(This article is from the Missio Nexus “Counting The Cost” daily devotional series in cooperation with Voice of the Martyrs. To subscribe, email email@example.com) As a former Soviet republic on the Caspian Sea, Azerbaijan’s churches developed in the wake of the Soviet Union’s dissolution. Although Azerbaijan is rich in oil and gas reserves, corruption and the country’s authoritarian government have impeded economic growth. Nevertheless, poverty has been reduced and the country’s infrastructure is gradually improving. The major religions of the Azeri people are Shiite Muslims, and 2% are Christians. However, families are the main persecutors of Christian converts, and as with many Muslim nations, Azerbaijan has a shame-honor culture in which those who leave Islam are considered to have brought shame on the family. The government also pressures Christians with with heavy fines.
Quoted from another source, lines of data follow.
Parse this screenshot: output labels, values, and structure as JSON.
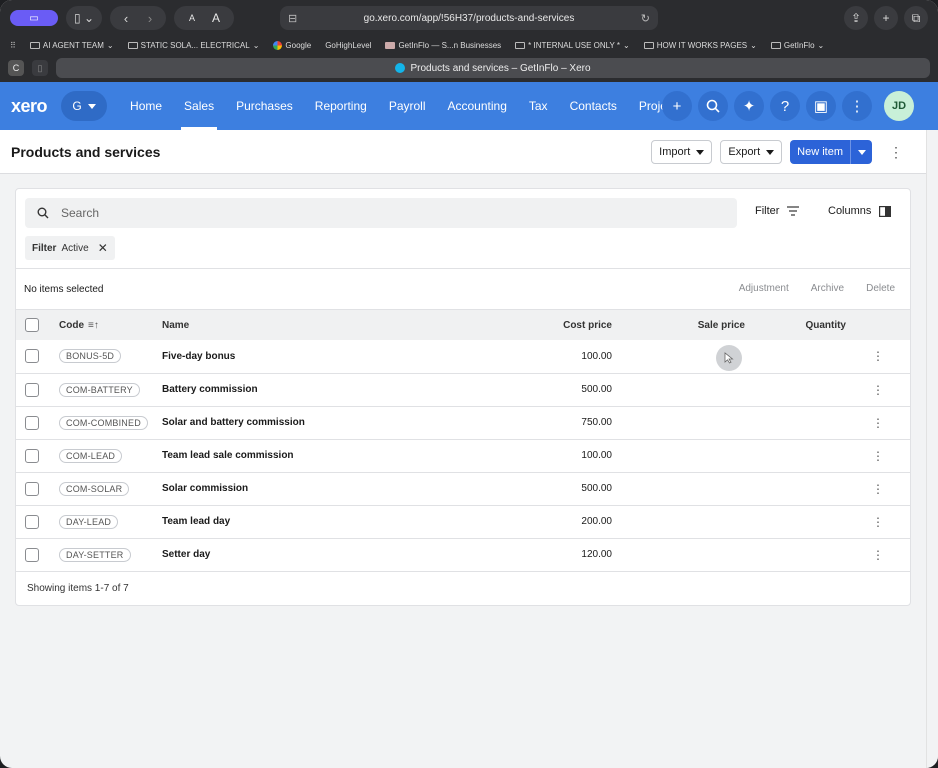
{
  "browser": {
    "url": "go.xero.com/app/!56H37/products-and-services",
    "tab_title": "Products and services – GetInFlo – Xero",
    "tab_badge": "C",
    "bookmarks": [
      {
        "label": "AI AGENT TEAM",
        "type": "folder"
      },
      {
        "label": "STATIC SOLA... ELECTRICAL",
        "type": "folder"
      },
      {
        "label": "Google",
        "type": "google"
      },
      {
        "label": "GoHighLevel",
        "type": "link"
      },
      {
        "label": "GetInFlo — S...n Businesses",
        "type": "link"
      },
      {
        "label": "* INTERNAL USE ONLY *",
        "type": "folder"
      },
      {
        "label": "HOW IT WORKS PAGES",
        "type": "folder"
      },
      {
        "label": "GetInFlo",
        "type": "folder"
      }
    ]
  },
  "xero": {
    "logo": "xero",
    "org_initial": "G",
    "nav": [
      "Home",
      "Sales",
      "Purchases",
      "Reporting",
      "Payroll",
      "Accounting",
      "Tax",
      "Contacts",
      "Projects"
    ],
    "active_nav": "Sales",
    "avatar_initials": "JD"
  },
  "page": {
    "title": "Products and services",
    "import_label": "Import",
    "export_label": "Export",
    "new_item_label": "New item"
  },
  "toolbar": {
    "search_placeholder": "Search",
    "filter_label": "Filter",
    "columns_label": "Columns",
    "chip_key": "Filter",
    "chip_value": "Active"
  },
  "selection": {
    "text": "No items selected",
    "actions": [
      "Adjustment",
      "Archive",
      "Delete"
    ]
  },
  "table": {
    "headers": {
      "code": "Code",
      "name": "Name",
      "cost": "Cost price",
      "sale": "Sale price",
      "qty": "Quantity"
    },
    "rows": [
      {
        "code": "BONUS-5D",
        "name": "Five-day bonus",
        "cost": "100.00",
        "sale": "",
        "qty": ""
      },
      {
        "code": "COM-BATTERY",
        "name": "Battery commission",
        "cost": "500.00",
        "sale": "",
        "qty": ""
      },
      {
        "code": "COM-COMBINED",
        "name": "Solar and battery commission",
        "cost": "750.00",
        "sale": "",
        "qty": ""
      },
      {
        "code": "COM-LEAD",
        "name": "Team lead sale commission",
        "cost": "100.00",
        "sale": "",
        "qty": ""
      },
      {
        "code": "COM-SOLAR",
        "name": "Solar commission",
        "cost": "500.00",
        "sale": "",
        "qty": ""
      },
      {
        "code": "DAY-LEAD",
        "name": "Team lead day",
        "cost": "200.00",
        "sale": "",
        "qty": ""
      },
      {
        "code": "DAY-SETTER",
        "name": "Setter day",
        "cost": "120.00",
        "sale": "",
        "qty": ""
      }
    ],
    "footer": "Showing items 1-7 of 7"
  },
  "colors": {
    "xero_blue": "#3d7fe0",
    "primary_button": "#2c63d8"
  }
}
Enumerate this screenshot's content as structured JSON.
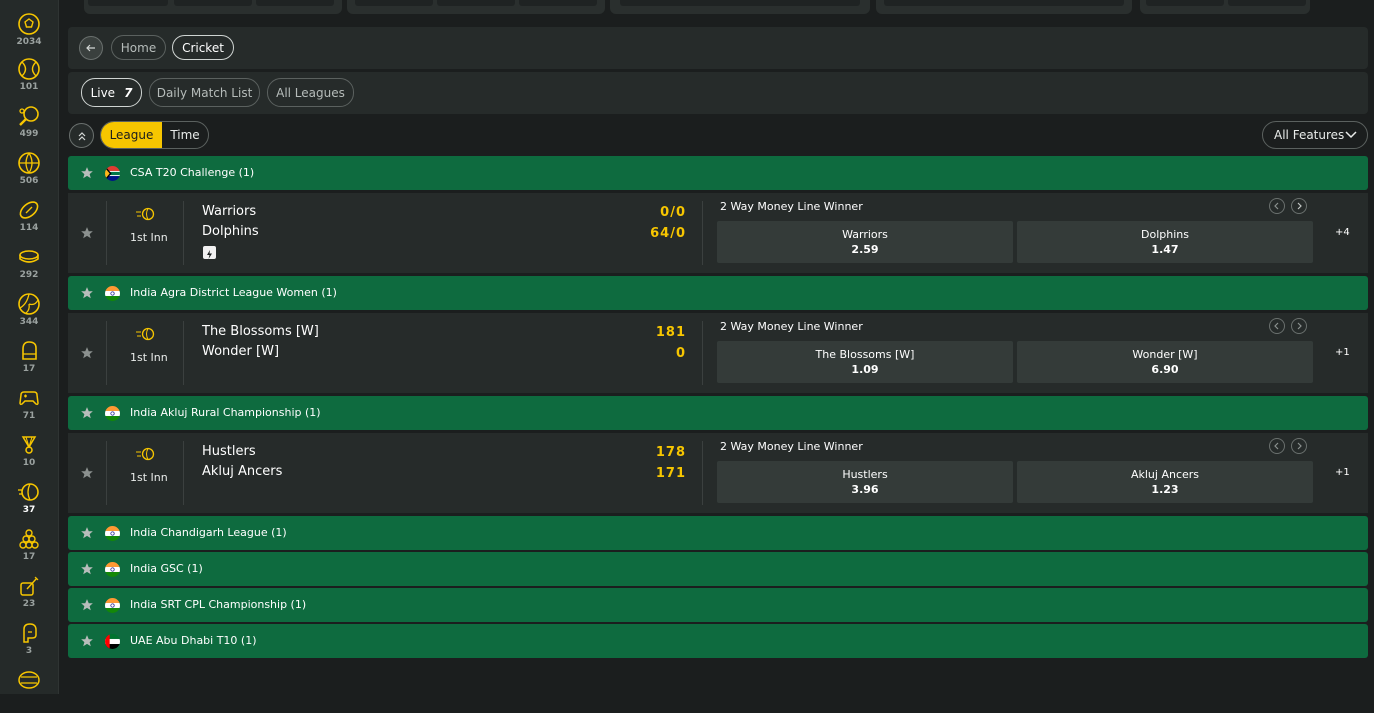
{
  "sidebar": {
    "sports": [
      {
        "icon": "soccer-ball-icon",
        "count": "2034"
      },
      {
        "icon": "tennis-ball-icon",
        "count": "101"
      },
      {
        "icon": "table-tennis-icon",
        "count": "499"
      },
      {
        "icon": "basketball-icon",
        "count": "506"
      },
      {
        "icon": "american-football-icon",
        "count": "114"
      },
      {
        "icon": "ice-hockey-icon",
        "count": "292"
      },
      {
        "icon": "volleyball-icon",
        "count": "344"
      },
      {
        "icon": "mma-glove-icon",
        "count": "17"
      },
      {
        "icon": "esports-controller-icon",
        "count": "71"
      },
      {
        "icon": "badminton-shuttlecock-icon",
        "count": "10"
      },
      {
        "icon": "cricket-ball-icon",
        "count": "37"
      },
      {
        "icon": "snooker-icon",
        "count": "17"
      },
      {
        "icon": "darts-icon",
        "count": "23"
      },
      {
        "icon": "boxing-icon",
        "count": "3"
      },
      {
        "icon": "handball-icon",
        "count": ""
      }
    ]
  },
  "breadcrumb": {
    "home": "Home",
    "current": "Cricket"
  },
  "tabs": {
    "live_label": "Live",
    "live_count": "7",
    "daily": "Daily Match List",
    "all_leagues": "All Leagues"
  },
  "sort": {
    "league": "League",
    "time": "Time",
    "features": "All Features"
  },
  "leagues": [
    {
      "name": "CSA T20 Challenge (1)",
      "flag": "south-africa"
    },
    {
      "name": "India Agra District League Women (1)",
      "flag": "india"
    },
    {
      "name": "India Akluj Rural Championship (1)",
      "flag": "india"
    },
    {
      "name": "India Chandigarh League (1)",
      "flag": "india"
    },
    {
      "name": "India GSC (1)",
      "flag": "india"
    },
    {
      "name": "India SRT CPL Championship (1)",
      "flag": "india"
    },
    {
      "name": "UAE Abu Dhabi T10 (1)",
      "flag": "uae"
    }
  ],
  "matches": [
    {
      "inning": "1st Inn",
      "team1": "Warriors",
      "team2": "Dolphins",
      "score1": "0/0",
      "score2": "64/0",
      "market": "2 Way Money Line Winner",
      "odd1_name": "Warriors",
      "odd1_value": "2.59",
      "odd2_name": "Dolphins",
      "odd2_value": "1.47",
      "more": "+4"
    },
    {
      "inning": "1st Inn",
      "team1": "The Blossoms [W]",
      "team2": "Wonder [W]",
      "score1": "181",
      "score2": "0",
      "market": "2 Way Money Line Winner",
      "odd1_name": "The Blossoms [W]",
      "odd1_value": "1.09",
      "odd2_name": "Wonder [W]",
      "odd2_value": "6.90",
      "more": "+1"
    },
    {
      "inning": "1st Inn",
      "team1": "Hustlers",
      "team2": "Akluj Ancers",
      "score1": "178",
      "score2": "171",
      "market": "2 Way Money Line Winner",
      "odd1_name": "Hustlers",
      "odd1_value": "3.96",
      "odd2_name": "Akluj Ancers",
      "odd2_value": "1.23",
      "more": "+1"
    }
  ],
  "colors": {
    "accent": "#f7c600",
    "league_bg": "#0e6b3f",
    "panel": "#262b2a",
    "background": "#1b1e1e"
  }
}
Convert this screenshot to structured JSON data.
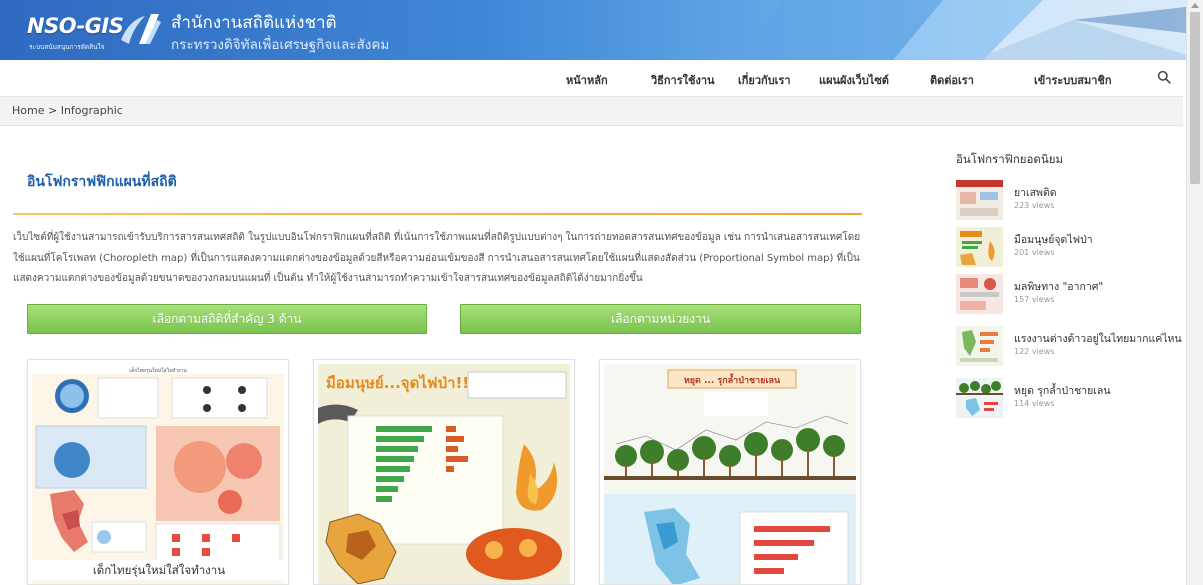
{
  "header": {
    "logo_text": "NSO-GIS",
    "logo_subtext": "ระบบสนับสนุนการตัดสินใจ",
    "site_name": "สำนักงานสถิติแห่งชาติ",
    "site_subtitle": "กระทรวงดิจิทัลเพื่อเศรษฐกิจและสังคม"
  },
  "nav": {
    "items": [
      {
        "label": "หน้าหลัก"
      },
      {
        "label": "วิธีการใช้งาน"
      },
      {
        "label": "เกี่ยวกับเรา"
      },
      {
        "label": "แผนผังเว็บไซต์"
      },
      {
        "label": "ติดต่อเรา"
      },
      {
        "label": "เข้าระบบสมาชิก"
      }
    ],
    "search_icon": "search-icon"
  },
  "breadcrumb": {
    "home": "Home",
    "separator": ">",
    "current": "Infographic"
  },
  "main": {
    "title": "อินโฟกราฟฟิกแผนที่สถิติ",
    "description": "เว็บไซต์ที่ผู้ใช้งานสามารถเข้ารับบริการสารสนเทศสถิติ ในรูปแบบอินโฟกราฟิกแผนที่สถิติ ที่เน้นการใช้ภาพแผนที่สถิติรูปแบบต่างๆ ในการถ่ายทอดสารสนเทศของข้อมูล เช่น การนำเสนอสารสนเทศโดยใช้แผนที่โคโรเพลท (Choropleth map) ที่เป็นการแสดงความแตกต่างของข้อมูลด้วยสีหรือความอ่อนเข้มของสี การนำเสนอสารสนเทศโดยใช้แผนที่แสดงสัดส่วน (Proportional Symbol map) ที่เป็นแสดงความแตกต่างของข้อมูลด้วยขนาดของวงกลมบนแผนที่ เป็นต้น ทำให้ผู้ใช้งานสามารถทำความเข้าใจสารสนเทศของข้อมูลสถิติได้ง่ายมากยิ่งขึ้น",
    "buttons": [
      {
        "label": "เลือกตามสถิติที่สำคัญ 3 ด้าน"
      },
      {
        "label": "เลือกตามหน่วยงาน"
      }
    ],
    "cards": [
      {
        "caption": "เด็กไทยรุ่นใหม่ใส่ใจทำงาน",
        "heading": "เด็กไทยรุ่นใหม่ใส่ใจทำงาน"
      },
      {
        "caption": "",
        "heading": "มือมนุษย์...จุดไฟป่า!!!"
      },
      {
        "caption": "",
        "heading": "หยุด ... รุกล้ำป่าชายเลน"
      }
    ]
  },
  "sidebar": {
    "title": "อินโฟกราฟิกยอดนิยม",
    "items": [
      {
        "title": "ยาเสพติด",
        "views": "223 views"
      },
      {
        "title": "มือมนุษย์จุดไฟป่า",
        "views": "201 views"
      },
      {
        "title": "มลพิษทาง \"อากาศ\"",
        "views": "157 views"
      },
      {
        "title": "แรงงานต่างด้าวอยู่ในไทยมากแค่ไหน",
        "views": "122 views"
      },
      {
        "title": "หยุด รุกล้ำป่าชายเลน",
        "views": "114 views"
      }
    ]
  },
  "colors": {
    "accent_blue": "#1d5faa",
    "button_green": "#8ed062",
    "rule_orange": "#f0b44e"
  }
}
What does it mean for a person to follow Christ in this nation? For many years now, churches have been denied the ability to register legally. Secret police attend and sometimes raid church meetings, which the government classifies as illegal. In 2015, the government published a list of banned religious books that included the Old Testament. Those caught with banned religious literature are fined. The government is tightening restrictions and often asks church leaders to submit lists of members’ names. Some pastors and leaders feel this is an attempt to gather information for later use against church members or pastors. Many Christians faithfully share Christ with neighbors and family members despite legal pressure and possible fines. Thus Bibles are difficult to obtain. Churches can purchase them, but they cannot be printed legally. Voice of the Martyrs brings Bibles, including children’s Bibles, into the country and provides legal assistance to persecuted pastors and churches.